The purgatory of life had made him live with death and a fear of losing his father to a deadly disease every moment, regretting his journey to Luxe Inferno.
One day when the doctor told him that the final days of his father were nearing, Dante broke into tears. His father was a strong man. He told him, “Son, life is short and I have lived a full life. I have no regrets as I have you by my side. I want you to understand that every experience – good or bad – was God’s way of teaching you to pass in this exam called life. His objective is not to kill you, but to make you stronger. So your experience with luxury and the sins which took you to hell and back was necessary. Life has been your purgatory and you are now wiser and stronger. It has given you a purpose. So always know that god has been very kind and thank him.”
After a few days, his father passed away. He tried to remain strong, but broke down into tears intermittently. He was not able to contain his emotions. The loss was unbearable. It was a very deep wound, a gift from his inferno, which changed something deep within him. It was a throbbing pain. Unbearable. Intermittently, he felt the urge to relieve himself of this pain, to liberate the wound. To accept that change and liberate himself. He had picked up the razor a few times, taken it close to his wrist, made the cold steel touch the vein and feel the throbbing pulse. More than once, he had been convinced this was the only way to relieve himself of the pain, to escape this hell, to purgate himself. His sins took away his father. He could never forgive himself.
But then, he could hear his father’s last words, “…life has been your purgatory and you are now wiser and stronger.”
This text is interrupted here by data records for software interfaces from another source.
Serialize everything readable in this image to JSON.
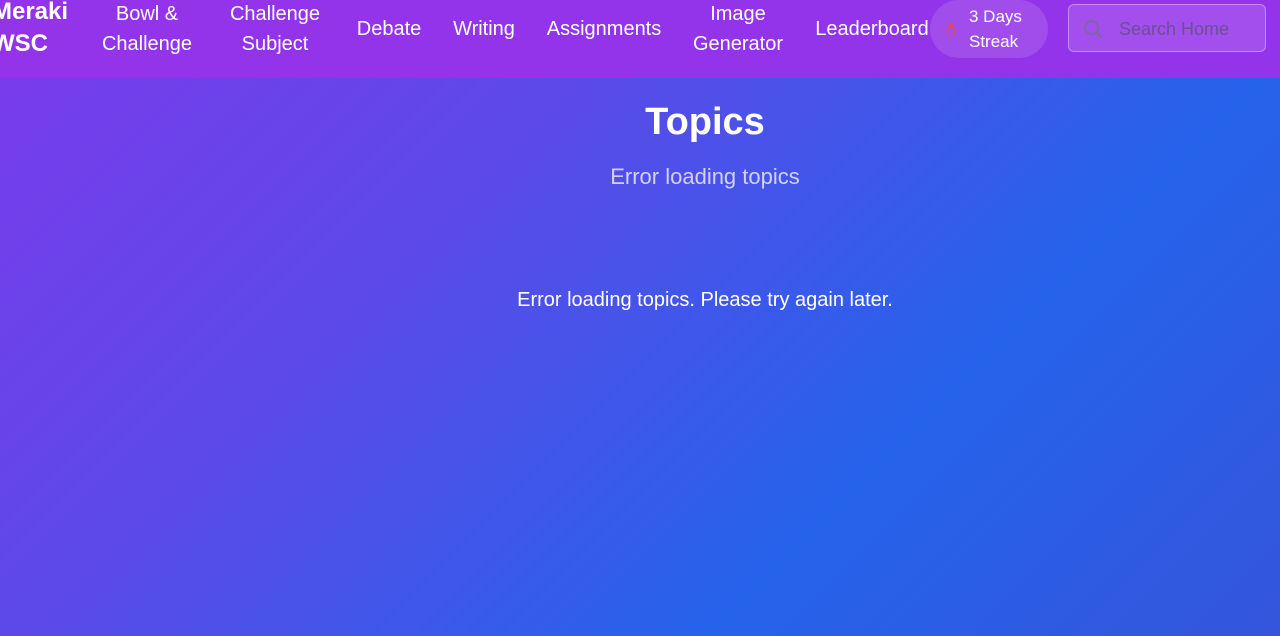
{
  "nav": {
    "brand": "Meraki WSC",
    "items": [
      {
        "label": "Bowl & Challenge"
      },
      {
        "label": "Challenge Subject"
      },
      {
        "label": "Debate"
      },
      {
        "label": "Writing"
      },
      {
        "label": "Assignments"
      },
      {
        "label": "Image Generator"
      },
      {
        "label": "Leaderboard"
      }
    ],
    "streak": {
      "label": "3 Days Streak",
      "icon": "flame-icon"
    },
    "search": {
      "placeholder": "Search Home",
      "icon": "search-icon"
    }
  },
  "main": {
    "title": "Topics",
    "subtitle": "Error loading topics",
    "error_message": "Error loading topics. Please try again later."
  },
  "colors": {
    "navbar": "#9333ea",
    "gradient_start": "#7c3aed",
    "gradient_end": "#2563eb",
    "flame": "#ef4444"
  }
}
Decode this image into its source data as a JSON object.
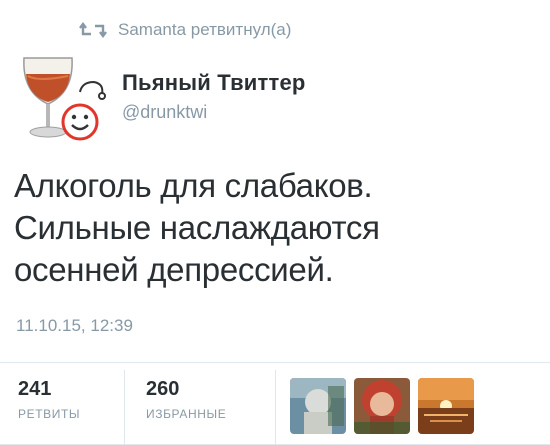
{
  "retweet_context": {
    "icon": "retweet-icon",
    "text": "Samanta ретвитнул(а)"
  },
  "author": {
    "name": "Пьяный Твиттер",
    "username": "@drunktwi"
  },
  "tweet": {
    "text": "Алкоголь для слабаков.\nСильные наслаждаются\nосенней депрессией.",
    "timestamp": "11.10.15, 12:39"
  },
  "stats": {
    "retweets": {
      "count": "241",
      "label": "РЕТВИТЫ"
    },
    "favorites": {
      "count": "260",
      "label": "ИЗБРАННЫЕ"
    }
  },
  "favorited_by": [
    {
      "name": "fav-avatar-1"
    },
    {
      "name": "fav-avatar-2"
    },
    {
      "name": "fav-avatar-3"
    }
  ],
  "colors": {
    "text": "#292f33",
    "secondary": "#8899a6",
    "divider": "#e1e8ed"
  }
}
Dante has to rise from his ashes like a phoenix, for his father's sake.
Would the Luxe Inferno ever set him free? Would he ever see the Paradiso?